Dataset rows describing interfaces:

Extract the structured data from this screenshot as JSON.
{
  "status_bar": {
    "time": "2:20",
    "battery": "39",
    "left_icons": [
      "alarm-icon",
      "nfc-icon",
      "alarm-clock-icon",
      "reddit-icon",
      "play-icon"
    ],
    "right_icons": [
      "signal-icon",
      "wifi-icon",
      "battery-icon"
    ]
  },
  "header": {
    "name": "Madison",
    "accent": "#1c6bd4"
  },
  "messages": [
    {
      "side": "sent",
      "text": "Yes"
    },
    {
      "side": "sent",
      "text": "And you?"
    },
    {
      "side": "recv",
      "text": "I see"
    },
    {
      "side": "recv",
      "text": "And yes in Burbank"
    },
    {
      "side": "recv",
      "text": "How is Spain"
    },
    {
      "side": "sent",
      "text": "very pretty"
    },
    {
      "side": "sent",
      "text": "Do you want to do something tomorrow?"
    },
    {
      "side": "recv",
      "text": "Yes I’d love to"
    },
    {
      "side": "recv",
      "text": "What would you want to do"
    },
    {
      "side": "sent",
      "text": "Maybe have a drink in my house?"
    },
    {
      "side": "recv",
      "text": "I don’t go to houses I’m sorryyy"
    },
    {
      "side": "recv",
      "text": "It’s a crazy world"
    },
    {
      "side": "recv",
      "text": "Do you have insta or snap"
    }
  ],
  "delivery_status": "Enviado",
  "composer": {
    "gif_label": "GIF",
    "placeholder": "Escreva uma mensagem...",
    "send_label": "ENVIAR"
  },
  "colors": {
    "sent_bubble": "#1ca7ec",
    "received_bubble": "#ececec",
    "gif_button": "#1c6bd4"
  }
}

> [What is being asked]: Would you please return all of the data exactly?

> [Result of this exercise]:
Extract the structured data from this screenshot as JSON.
{
  "status_bar": {
    "time": "2:20",
    "battery": "39",
    "left_icons": [
      "alarm-icon",
      "nfc-icon",
      "alarm-clock-icon",
      "reddit-icon",
      "play-icon"
    ],
    "right_icons": [
      "signal-icon",
      "wifi-icon",
      "battery-icon"
    ]
  },
  "header": {
    "name": "Madison",
    "accent": "#1c6bd4"
  },
  "messages": [
    {
      "side": "sent",
      "text": "Yes"
    },
    {
      "side": "sent",
      "text": "And you?"
    },
    {
      "side": "recv",
      "text": "I see"
    },
    {
      "side": "recv",
      "text": "And yes in Burbank"
    },
    {
      "side": "recv",
      "text": "How is Spain"
    },
    {
      "side": "sent",
      "text": "very pretty"
    },
    {
      "side": "sent",
      "text": "Do you want to do something tomorrow?"
    },
    {
      "side": "recv",
      "text": "Yes I’d love to"
    },
    {
      "side": "recv",
      "text": "What would you want to do"
    },
    {
      "side": "sent",
      "text": "Maybe have a drink in my house?"
    },
    {
      "side": "recv",
      "text": "I don’t go to houses I’m sorryyy"
    },
    {
      "side": "recv",
      "text": "It’s a crazy world"
    },
    {
      "side": "recv",
      "text": "Do you have insta or snap"
    }
  ],
  "delivery_status": "Enviado",
  "composer": {
    "gif_label": "GIF",
    "placeholder": "Escreva uma mensagem...",
    "send_label": "ENVIAR"
  },
  "colors": {
    "sent_bubble": "#1ca7ec",
    "received_bubble": "#ececec",
    "gif_button": "#1c6bd4"
  }
}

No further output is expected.